Whistleblowing as a new regulatory instrument in global governance: the case of tax evasion
Research output: Contribution to journal › Journal article › Research › peer-review
Tony Porter , Karsten Ronit
The cross-border impacts of whistleblowing recently have become far more visible and consequential, as evident with the ‘Paradise’ and ‘Panama Papers’ leaks, which exposed tax and other financial wrongdoings of prominent personalities around the world, leading to scandals, resignations and prosecutions. Despite its new prominence, whistleblowing often continues to be seen as a series of ad hoc chance acts. We argue instead that whistleblowing is an increasingly institutionalized regulatory tool that is enabled by an emergent ‘whistleblowing system’, with similarities to other new forms of informal global governance. Whistleblowing can be controversial, and we develop a framework for assessing whether any particular whistleblowing event and the system that enables it are in the public interest. We then apply this analysis to the case of global tax evasion.

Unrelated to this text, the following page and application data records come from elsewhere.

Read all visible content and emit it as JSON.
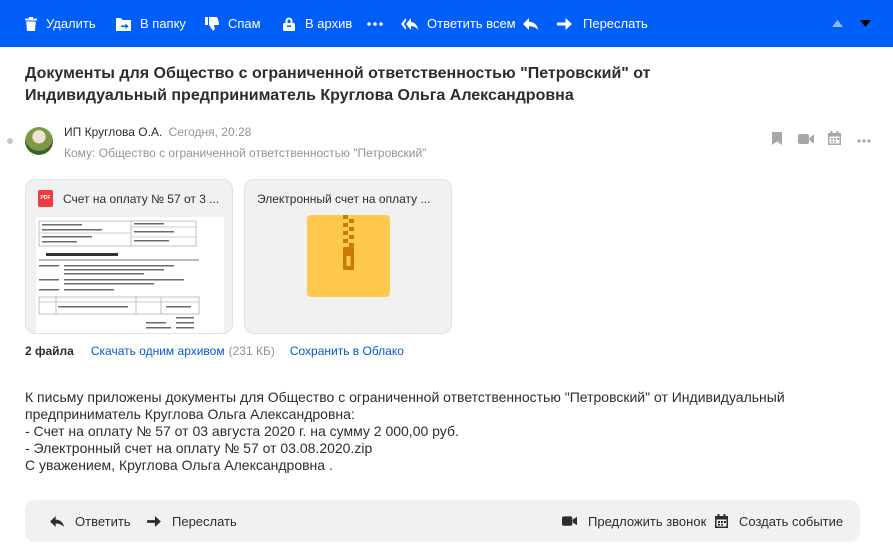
{
  "toolbar": {
    "delete_label": "Удалить",
    "move_label": "В папку",
    "spam_label": "Спам",
    "archive_label": "В архив",
    "more_label": "•••",
    "reply_all_label": "Ответить всем",
    "forward_label": "Переслать"
  },
  "message": {
    "subject": "Документы для Общество с ограниченной ответственностью \"Петровский\" от Индивидуальный предприниматель Круглова Ольга Александровна",
    "sender_name": "ИП Круглова О.А.",
    "time": "Сегодня, 20:28",
    "recipient_prefix": "Кому:",
    "recipient_name": "Общество с ограниченной ответственностью \"Петровский\""
  },
  "attachments": {
    "items": [
      {
        "title": "Счет на оплату № 57 от 3 ...",
        "type": "pdf",
        "badge": "PDF"
      },
      {
        "title": "Электронный счет на оплату ...",
        "type": "zip"
      }
    ],
    "count_label": "2 файла",
    "download_label": "Скачать одним архивом",
    "size_label": "(231 КБ)",
    "save_cloud_label": "Сохранить в Облако"
  },
  "body_lines": [
    "К письму приложены документы для Общество с ограниченной ответственностью \"Петровский\" от Индивидуальный",
    "предприниматель Круглова Ольга Александровна:",
    "- Счет на оплату № 57 от 03 августа 2020 г. на сумму 2 000,00 руб.",
    "- Электронный счет на оплату № 57 от 03.08.2020.zip",
    "С уважением, Круглова Ольга Александровна ."
  ],
  "bottom_bar": {
    "reply_label": "Ответить",
    "forward_label": "Переслать",
    "call_label": "Предложить звонок",
    "event_label": "Создать событие"
  },
  "colors": {
    "toolbar_bg": "#005ff9",
    "link": "#005bd1",
    "zip": "#ffc94d",
    "pdf": "#ee3b3b"
  }
}
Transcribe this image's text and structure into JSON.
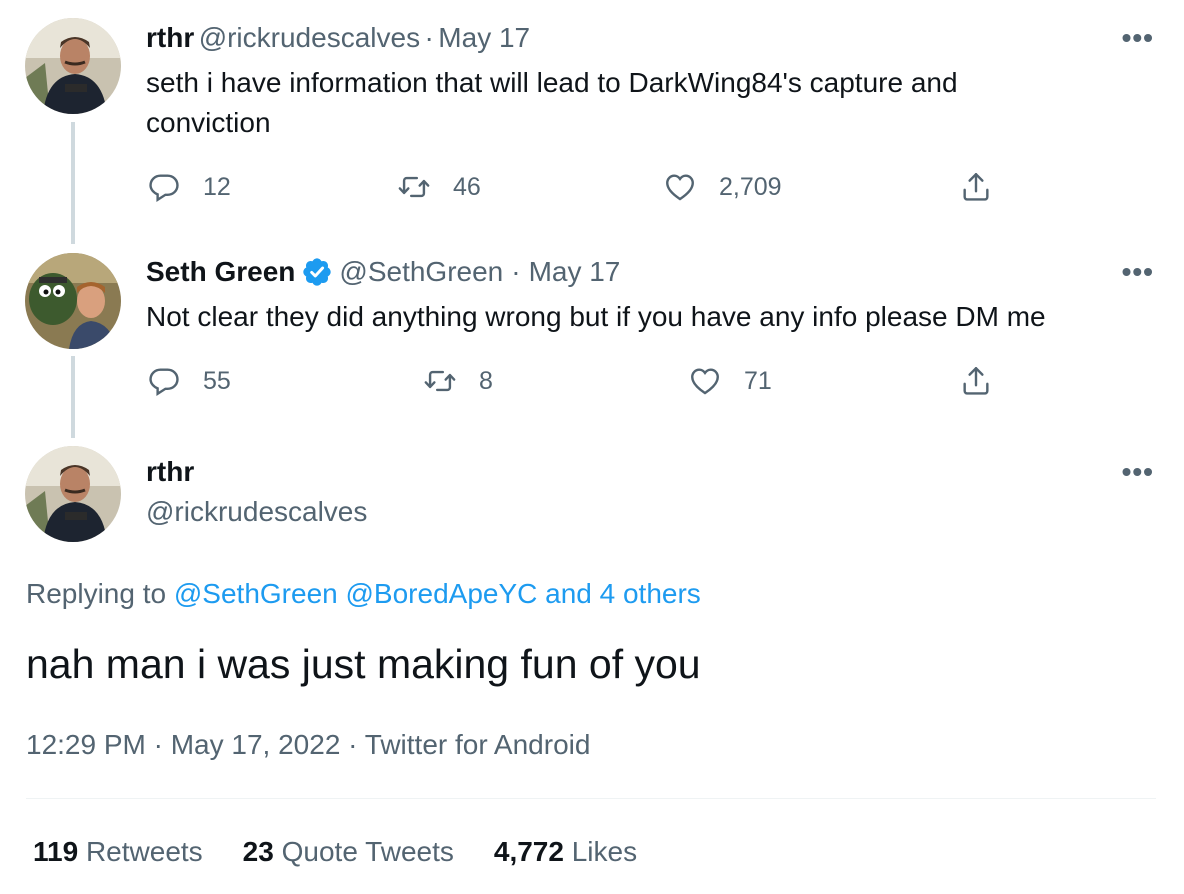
{
  "tweets": [
    {
      "name": "rthr",
      "handle": "@rickrudescalves",
      "dot": "·",
      "date": "May 17",
      "text": "seth i have information that will lead to DarkWing84's capture and conviction",
      "replies": "12",
      "retweets": "46",
      "likes": "2,709"
    },
    {
      "name": "Seth Green",
      "handle": "@SethGreen",
      "dot": "·",
      "date": "May 17",
      "text": "Not clear they did anything wrong but if you have any info please DM me",
      "replies": "55",
      "retweets": "8",
      "likes": "71"
    }
  ],
  "main_tweet": {
    "name": "rthr",
    "handle": "@rickrudescalves",
    "replying_prefix": "Replying to",
    "replying_to": "@SethGreen @BoredApeYC and 4 others",
    "text": "nah man i was just making fun of you",
    "timestamp": "12:29 PM · May 17, 2022 · Twitter for Android"
  },
  "stats": {
    "retweets_count": "119",
    "retweets_label": "Retweets",
    "quotes_count": "23",
    "quotes_label": "Quote Tweets",
    "likes_count": "4,772",
    "likes_label": "Likes"
  },
  "more_label": "•••",
  "icons": [
    "reply-icon",
    "retweet-icon",
    "like-icon",
    "share-icon",
    "verified-badge-icon",
    "more-icon"
  ],
  "colors": {
    "link": "#1d9bf0",
    "secondary": "#536471",
    "verified": "#1d9bf0",
    "thread_line": "#cfd9de"
  }
}
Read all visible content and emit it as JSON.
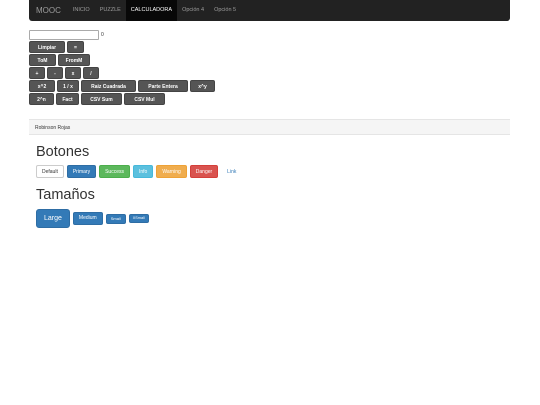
{
  "navbar": {
    "brand": "MOOC",
    "items": [
      {
        "label": "INICIO",
        "active": false
      },
      {
        "label": "PUZZLE",
        "active": false
      },
      {
        "label": "CALCULADORA",
        "active": true
      },
      {
        "label": "Opción 4",
        "active": false
      },
      {
        "label": "Opción 5",
        "active": false
      }
    ]
  },
  "calculator": {
    "display_value": "",
    "result": "0",
    "rows": [
      [
        "Limpiar",
        "="
      ],
      [
        "ToM",
        "FromM"
      ],
      [
        "+",
        "-",
        "x",
        "/"
      ],
      [
        "x^2",
        "1 / x",
        "Raiz Cuadrada",
        "Parte Entera",
        "x^y"
      ],
      [
        "2^n",
        "Fact",
        "CSV Sum",
        "CSV Mul"
      ]
    ]
  },
  "footer": {
    "author": "Robinson Rojas"
  },
  "botones": {
    "heading": "Botones",
    "buttons": [
      {
        "label": "Default",
        "style": "default"
      },
      {
        "label": "Primary",
        "style": "primary"
      },
      {
        "label": "Success",
        "style": "success"
      },
      {
        "label": "Info",
        "style": "info"
      },
      {
        "label": "Warning",
        "style": "warning"
      },
      {
        "label": "Danger",
        "style": "danger"
      },
      {
        "label": "Link",
        "style": "link"
      }
    ]
  },
  "tamanos": {
    "heading": "Tamaños",
    "buttons": [
      {
        "label": "Large",
        "size": "lg"
      },
      {
        "label": "Medium",
        "size": "md"
      },
      {
        "label": "Small",
        "size": "sm"
      },
      {
        "label": "XSmall",
        "size": "xs"
      }
    ]
  }
}
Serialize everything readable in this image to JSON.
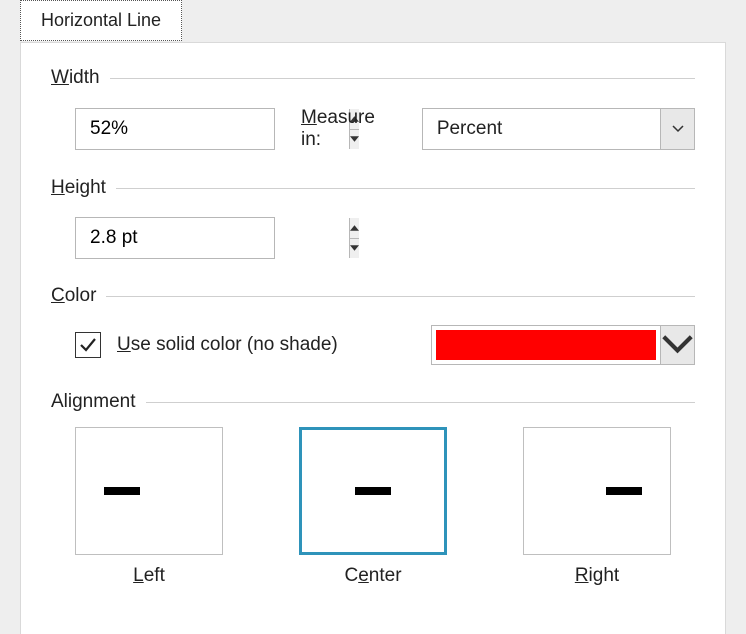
{
  "tab": {
    "label": "Horizontal Line"
  },
  "width": {
    "heading": "Width",
    "value": "52%",
    "measure_label": "Measure in:",
    "measure_value": "Percent"
  },
  "height": {
    "heading": "Height",
    "value": "2.8 pt"
  },
  "color": {
    "heading": "Color",
    "checkbox_checked": true,
    "checkbox_label": "Use solid color (no shade)",
    "swatch": "#ff0000"
  },
  "alignment": {
    "heading": "Alignment",
    "selected": "center",
    "options": {
      "left": "Left",
      "center": "Center",
      "right": "Right"
    }
  }
}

We conclude that a whistleblowing system can make important contributions to difficult cross-border regulatory challenges such as tax evasion, especially where other governance systems fail.
|Journal||Cambridge Review of International Affairs|
|Publication status||E-pub ahead of print - Jan 2019|